TASK TO COMPLETE
What is needed is an exact printout of all the data.

SUPPLIED DATA
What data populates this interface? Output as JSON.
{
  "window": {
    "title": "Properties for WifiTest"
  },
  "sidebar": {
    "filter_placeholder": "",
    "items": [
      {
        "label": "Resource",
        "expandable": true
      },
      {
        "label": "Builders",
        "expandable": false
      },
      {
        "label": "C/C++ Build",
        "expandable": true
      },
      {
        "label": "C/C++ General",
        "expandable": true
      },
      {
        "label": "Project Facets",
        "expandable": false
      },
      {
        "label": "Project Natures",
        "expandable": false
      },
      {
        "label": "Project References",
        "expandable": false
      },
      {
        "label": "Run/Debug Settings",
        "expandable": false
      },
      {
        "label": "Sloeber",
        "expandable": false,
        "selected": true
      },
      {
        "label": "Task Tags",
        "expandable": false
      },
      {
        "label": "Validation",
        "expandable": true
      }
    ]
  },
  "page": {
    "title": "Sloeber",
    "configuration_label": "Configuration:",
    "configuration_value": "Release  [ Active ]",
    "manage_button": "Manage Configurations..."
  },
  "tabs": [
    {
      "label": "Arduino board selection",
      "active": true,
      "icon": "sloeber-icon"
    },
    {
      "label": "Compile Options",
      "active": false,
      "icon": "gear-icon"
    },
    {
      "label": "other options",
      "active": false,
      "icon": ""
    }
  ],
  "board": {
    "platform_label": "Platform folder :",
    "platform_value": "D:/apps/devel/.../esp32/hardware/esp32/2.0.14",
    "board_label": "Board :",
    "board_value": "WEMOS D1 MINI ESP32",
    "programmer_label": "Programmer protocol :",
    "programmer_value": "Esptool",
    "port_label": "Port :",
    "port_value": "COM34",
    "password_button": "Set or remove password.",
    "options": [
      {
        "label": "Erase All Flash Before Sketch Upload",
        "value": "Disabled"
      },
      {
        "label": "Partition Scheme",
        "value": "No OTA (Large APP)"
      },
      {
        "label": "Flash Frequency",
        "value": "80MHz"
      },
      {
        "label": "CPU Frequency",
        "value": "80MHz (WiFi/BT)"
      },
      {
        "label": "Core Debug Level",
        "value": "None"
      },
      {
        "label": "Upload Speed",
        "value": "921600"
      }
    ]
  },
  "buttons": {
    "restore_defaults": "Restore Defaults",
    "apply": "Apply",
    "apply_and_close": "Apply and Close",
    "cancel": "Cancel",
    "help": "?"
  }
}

SOLUTION FOR THIS TASK
What data populates this interface? Output as JSON.
{
  "window": {
    "title": "Properties for WifiTest"
  },
  "sidebar": {
    "filter_placeholder": "",
    "items": [
      {
        "label": "Resource",
        "expandable": true
      },
      {
        "label": "Builders",
        "expandable": false
      },
      {
        "label": "C/C++ Build",
        "expandable": true
      },
      {
        "label": "C/C++ General",
        "expandable": true
      },
      {
        "label": "Project Facets",
        "expandable": false
      },
      {
        "label": "Project Natures",
        "expandable": false
      },
      {
        "label": "Project References",
        "expandable": false
      },
      {
        "label": "Run/Debug Settings",
        "expandable": false
      },
      {
        "label": "Sloeber",
        "expandable": false,
        "selected": true
      },
      {
        "label": "Task Tags",
        "expandable": false
      },
      {
        "label": "Validation",
        "expandable": true
      }
    ]
  },
  "page": {
    "title": "Sloeber",
    "configuration_label": "Configuration:",
    "configuration_value": "Release  [ Active ]",
    "manage_button": "Manage Configurations..."
  },
  "tabs": [
    {
      "label": "Arduino board selection",
      "active": true,
      "icon": "sloeber-icon"
    },
    {
      "label": "Compile Options",
      "active": false,
      "icon": "gear-icon"
    },
    {
      "label": "other options",
      "active": false,
      "icon": ""
    }
  ],
  "board": {
    "platform_label": "Platform folder :",
    "platform_value": "D:/apps/devel/.../esp32/hardware/esp32/2.0.14",
    "board_label": "Board :",
    "board_value": "WEMOS D1 MINI ESP32",
    "programmer_label": "Programmer protocol :",
    "programmer_value": "Esptool",
    "port_label": "Port :",
    "port_value": "COM34",
    "password_button": "Set or remove password.",
    "options": [
      {
        "label": "Erase All Flash Before Sketch Upload",
        "value": "Disabled"
      },
      {
        "label": "Partition Scheme",
        "value": "No OTA (Large APP)"
      },
      {
        "label": "Flash Frequency",
        "value": "80MHz"
      },
      {
        "label": "CPU Frequency",
        "value": "80MHz (WiFi/BT)"
      },
      {
        "label": "Core Debug Level",
        "value": "None"
      },
      {
        "label": "Upload Speed",
        "value": "921600"
      }
    ]
  },
  "buttons": {
    "restore_defaults": "Restore Defaults",
    "apply": "Apply",
    "apply_and_close": "Apply and Close",
    "cancel": "Cancel",
    "help": "?"
  }
}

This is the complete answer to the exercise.